**Assigned task**:
In the data that follows, every line containing the word "icon" should be returned.

**Source records**:
----------

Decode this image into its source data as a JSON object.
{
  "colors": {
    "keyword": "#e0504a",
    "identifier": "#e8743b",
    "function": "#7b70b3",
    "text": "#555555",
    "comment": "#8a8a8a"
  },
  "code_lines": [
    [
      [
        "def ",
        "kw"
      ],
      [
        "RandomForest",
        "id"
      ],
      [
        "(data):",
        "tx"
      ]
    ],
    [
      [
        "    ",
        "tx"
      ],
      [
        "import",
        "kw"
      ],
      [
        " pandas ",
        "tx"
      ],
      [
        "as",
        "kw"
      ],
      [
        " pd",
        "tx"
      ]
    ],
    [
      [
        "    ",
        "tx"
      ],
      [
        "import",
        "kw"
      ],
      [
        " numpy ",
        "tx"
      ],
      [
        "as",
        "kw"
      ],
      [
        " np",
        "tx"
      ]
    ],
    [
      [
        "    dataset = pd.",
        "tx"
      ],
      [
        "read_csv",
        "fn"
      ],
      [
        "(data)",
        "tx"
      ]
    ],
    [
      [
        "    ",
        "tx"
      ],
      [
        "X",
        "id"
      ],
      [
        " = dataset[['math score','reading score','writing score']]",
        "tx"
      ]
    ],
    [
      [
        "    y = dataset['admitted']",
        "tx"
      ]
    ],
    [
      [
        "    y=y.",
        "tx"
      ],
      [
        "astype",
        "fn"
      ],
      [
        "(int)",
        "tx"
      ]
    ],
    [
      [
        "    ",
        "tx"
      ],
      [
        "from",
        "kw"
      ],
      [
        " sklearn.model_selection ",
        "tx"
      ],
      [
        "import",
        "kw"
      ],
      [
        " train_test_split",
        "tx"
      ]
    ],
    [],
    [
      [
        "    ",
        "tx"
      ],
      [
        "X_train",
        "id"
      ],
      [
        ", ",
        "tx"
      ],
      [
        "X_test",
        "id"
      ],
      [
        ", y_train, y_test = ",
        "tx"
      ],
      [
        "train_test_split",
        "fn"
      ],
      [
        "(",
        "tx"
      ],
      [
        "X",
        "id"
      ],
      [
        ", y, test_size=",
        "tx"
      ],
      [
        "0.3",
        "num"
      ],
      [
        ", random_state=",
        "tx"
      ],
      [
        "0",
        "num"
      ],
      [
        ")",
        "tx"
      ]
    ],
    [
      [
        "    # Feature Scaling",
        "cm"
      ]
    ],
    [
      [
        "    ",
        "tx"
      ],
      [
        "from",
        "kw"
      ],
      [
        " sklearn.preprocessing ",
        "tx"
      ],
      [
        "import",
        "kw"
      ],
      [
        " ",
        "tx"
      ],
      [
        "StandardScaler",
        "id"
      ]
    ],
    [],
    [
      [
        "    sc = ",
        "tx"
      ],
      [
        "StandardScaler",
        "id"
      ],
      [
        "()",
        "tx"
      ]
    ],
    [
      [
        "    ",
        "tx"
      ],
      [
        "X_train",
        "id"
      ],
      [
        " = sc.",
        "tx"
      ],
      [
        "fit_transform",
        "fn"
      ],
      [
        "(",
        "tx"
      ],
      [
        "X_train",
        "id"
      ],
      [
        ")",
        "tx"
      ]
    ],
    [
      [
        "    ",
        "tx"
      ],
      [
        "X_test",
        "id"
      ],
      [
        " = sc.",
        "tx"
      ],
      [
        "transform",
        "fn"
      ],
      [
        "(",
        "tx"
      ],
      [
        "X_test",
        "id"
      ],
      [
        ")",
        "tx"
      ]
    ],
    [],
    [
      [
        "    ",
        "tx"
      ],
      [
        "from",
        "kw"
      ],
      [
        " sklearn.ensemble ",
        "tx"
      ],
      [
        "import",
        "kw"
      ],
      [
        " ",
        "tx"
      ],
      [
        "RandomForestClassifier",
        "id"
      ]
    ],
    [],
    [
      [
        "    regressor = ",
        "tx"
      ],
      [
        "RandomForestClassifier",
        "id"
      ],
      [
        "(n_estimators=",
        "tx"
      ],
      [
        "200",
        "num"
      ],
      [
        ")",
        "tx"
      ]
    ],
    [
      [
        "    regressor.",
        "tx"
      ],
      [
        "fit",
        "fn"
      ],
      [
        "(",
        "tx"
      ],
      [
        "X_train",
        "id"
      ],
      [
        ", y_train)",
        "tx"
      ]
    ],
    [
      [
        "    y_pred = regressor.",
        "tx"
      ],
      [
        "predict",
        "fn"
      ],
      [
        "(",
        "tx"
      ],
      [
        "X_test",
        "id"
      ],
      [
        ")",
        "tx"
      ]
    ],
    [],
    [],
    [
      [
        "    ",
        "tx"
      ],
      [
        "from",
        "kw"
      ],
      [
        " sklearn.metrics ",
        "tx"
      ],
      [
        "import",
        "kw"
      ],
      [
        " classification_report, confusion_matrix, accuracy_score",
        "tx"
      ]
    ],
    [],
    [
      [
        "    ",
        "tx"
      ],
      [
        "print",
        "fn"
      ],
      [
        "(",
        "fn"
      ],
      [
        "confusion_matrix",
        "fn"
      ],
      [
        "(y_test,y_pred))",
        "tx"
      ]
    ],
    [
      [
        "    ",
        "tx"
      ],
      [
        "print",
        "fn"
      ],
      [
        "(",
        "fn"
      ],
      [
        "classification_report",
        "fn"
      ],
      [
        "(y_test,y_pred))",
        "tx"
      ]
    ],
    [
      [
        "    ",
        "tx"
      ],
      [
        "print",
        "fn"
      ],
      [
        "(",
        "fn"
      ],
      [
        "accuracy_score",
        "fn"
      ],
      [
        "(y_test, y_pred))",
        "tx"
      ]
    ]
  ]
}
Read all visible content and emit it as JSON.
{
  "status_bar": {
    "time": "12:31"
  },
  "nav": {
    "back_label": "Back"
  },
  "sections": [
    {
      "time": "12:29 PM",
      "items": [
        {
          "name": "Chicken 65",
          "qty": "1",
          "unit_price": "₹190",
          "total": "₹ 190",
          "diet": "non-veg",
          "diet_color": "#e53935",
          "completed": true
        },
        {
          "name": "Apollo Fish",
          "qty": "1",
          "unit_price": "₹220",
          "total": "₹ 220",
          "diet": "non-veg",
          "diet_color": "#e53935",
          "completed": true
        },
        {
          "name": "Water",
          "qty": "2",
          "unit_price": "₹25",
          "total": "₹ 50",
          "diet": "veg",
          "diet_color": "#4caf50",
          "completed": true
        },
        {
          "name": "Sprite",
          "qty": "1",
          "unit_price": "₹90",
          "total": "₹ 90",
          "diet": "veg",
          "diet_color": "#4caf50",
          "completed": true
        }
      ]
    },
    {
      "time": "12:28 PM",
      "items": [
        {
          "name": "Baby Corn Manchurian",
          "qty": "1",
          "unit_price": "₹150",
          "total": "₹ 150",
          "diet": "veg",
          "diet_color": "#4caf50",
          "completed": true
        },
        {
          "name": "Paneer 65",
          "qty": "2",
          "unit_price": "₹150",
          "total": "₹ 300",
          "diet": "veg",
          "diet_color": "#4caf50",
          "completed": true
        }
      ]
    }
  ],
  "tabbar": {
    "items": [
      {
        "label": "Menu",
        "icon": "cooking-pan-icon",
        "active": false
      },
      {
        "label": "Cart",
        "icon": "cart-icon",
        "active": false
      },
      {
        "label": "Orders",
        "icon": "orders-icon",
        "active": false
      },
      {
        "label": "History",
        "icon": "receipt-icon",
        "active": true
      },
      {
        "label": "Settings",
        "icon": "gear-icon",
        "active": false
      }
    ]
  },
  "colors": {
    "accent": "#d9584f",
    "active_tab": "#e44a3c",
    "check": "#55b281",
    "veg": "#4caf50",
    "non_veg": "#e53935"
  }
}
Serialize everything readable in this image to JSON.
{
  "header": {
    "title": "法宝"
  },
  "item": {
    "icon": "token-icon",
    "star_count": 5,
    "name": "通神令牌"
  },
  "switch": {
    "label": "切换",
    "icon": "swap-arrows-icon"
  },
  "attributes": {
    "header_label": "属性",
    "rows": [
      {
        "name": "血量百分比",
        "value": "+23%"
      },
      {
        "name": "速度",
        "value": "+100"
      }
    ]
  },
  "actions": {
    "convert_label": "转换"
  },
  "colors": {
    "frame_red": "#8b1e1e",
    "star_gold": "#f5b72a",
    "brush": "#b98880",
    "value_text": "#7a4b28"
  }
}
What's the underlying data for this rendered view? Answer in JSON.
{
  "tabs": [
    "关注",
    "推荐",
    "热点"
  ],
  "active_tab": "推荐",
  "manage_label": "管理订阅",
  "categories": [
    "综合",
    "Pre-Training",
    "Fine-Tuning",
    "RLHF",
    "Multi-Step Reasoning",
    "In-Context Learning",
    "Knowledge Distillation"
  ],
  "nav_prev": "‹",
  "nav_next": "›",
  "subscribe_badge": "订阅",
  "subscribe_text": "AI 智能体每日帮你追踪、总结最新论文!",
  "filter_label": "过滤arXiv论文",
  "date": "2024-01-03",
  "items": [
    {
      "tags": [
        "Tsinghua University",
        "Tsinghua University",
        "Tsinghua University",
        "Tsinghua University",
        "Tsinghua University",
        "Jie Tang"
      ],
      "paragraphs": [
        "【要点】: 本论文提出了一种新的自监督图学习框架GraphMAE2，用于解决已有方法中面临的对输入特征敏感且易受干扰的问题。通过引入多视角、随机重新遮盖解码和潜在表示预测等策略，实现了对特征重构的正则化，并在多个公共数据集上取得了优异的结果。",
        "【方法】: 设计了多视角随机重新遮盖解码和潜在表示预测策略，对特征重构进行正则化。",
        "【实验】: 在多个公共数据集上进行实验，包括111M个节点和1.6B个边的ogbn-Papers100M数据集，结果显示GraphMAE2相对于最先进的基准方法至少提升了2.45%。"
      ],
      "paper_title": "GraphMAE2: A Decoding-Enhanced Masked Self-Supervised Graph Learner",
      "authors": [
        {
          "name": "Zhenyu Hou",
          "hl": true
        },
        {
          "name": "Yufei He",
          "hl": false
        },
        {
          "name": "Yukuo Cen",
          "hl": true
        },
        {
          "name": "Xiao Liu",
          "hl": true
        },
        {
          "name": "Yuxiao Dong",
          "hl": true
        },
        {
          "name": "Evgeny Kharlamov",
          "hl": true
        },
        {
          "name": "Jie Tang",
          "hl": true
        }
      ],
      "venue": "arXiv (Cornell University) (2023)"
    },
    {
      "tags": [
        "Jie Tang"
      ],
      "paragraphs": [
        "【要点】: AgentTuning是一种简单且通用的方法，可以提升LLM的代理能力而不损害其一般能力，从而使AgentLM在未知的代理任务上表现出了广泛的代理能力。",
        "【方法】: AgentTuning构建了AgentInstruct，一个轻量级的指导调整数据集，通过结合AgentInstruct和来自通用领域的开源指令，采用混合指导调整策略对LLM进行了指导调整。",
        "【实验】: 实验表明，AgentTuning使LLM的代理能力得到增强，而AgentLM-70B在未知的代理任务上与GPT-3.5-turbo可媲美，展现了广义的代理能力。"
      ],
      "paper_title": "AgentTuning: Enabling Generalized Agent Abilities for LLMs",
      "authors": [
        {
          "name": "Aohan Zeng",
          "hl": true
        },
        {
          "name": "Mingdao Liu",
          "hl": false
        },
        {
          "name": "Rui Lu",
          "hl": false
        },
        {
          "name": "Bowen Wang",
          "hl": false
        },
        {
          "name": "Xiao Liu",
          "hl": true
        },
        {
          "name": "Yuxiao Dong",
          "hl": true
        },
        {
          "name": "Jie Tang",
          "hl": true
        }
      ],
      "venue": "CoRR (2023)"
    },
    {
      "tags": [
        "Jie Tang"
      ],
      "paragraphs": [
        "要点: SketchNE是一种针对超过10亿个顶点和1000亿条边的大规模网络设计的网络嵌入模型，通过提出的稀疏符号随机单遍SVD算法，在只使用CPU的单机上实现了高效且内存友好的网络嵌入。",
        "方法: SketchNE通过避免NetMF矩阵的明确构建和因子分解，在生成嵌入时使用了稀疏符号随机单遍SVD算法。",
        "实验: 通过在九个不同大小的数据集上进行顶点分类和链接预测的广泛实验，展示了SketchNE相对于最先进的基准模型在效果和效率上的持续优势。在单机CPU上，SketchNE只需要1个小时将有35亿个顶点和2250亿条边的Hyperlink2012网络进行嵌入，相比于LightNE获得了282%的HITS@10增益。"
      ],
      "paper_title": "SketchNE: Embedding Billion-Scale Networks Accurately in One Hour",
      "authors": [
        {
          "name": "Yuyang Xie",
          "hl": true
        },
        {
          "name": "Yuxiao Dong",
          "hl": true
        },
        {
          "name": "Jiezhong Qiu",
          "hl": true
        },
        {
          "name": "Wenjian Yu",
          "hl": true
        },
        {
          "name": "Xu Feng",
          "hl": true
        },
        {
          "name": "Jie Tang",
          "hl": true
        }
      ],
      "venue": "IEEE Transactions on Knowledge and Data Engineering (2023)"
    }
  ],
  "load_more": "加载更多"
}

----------

**Task output**:
        "icon": "cooking-pan-icon",
        "icon": "cart-icon",
        "icon": "orders-icon",
        "icon": "receipt-icon",
        "icon": "gear-icon",
    "icon": "token-icon",
    "icon": "swap-arrows-icon"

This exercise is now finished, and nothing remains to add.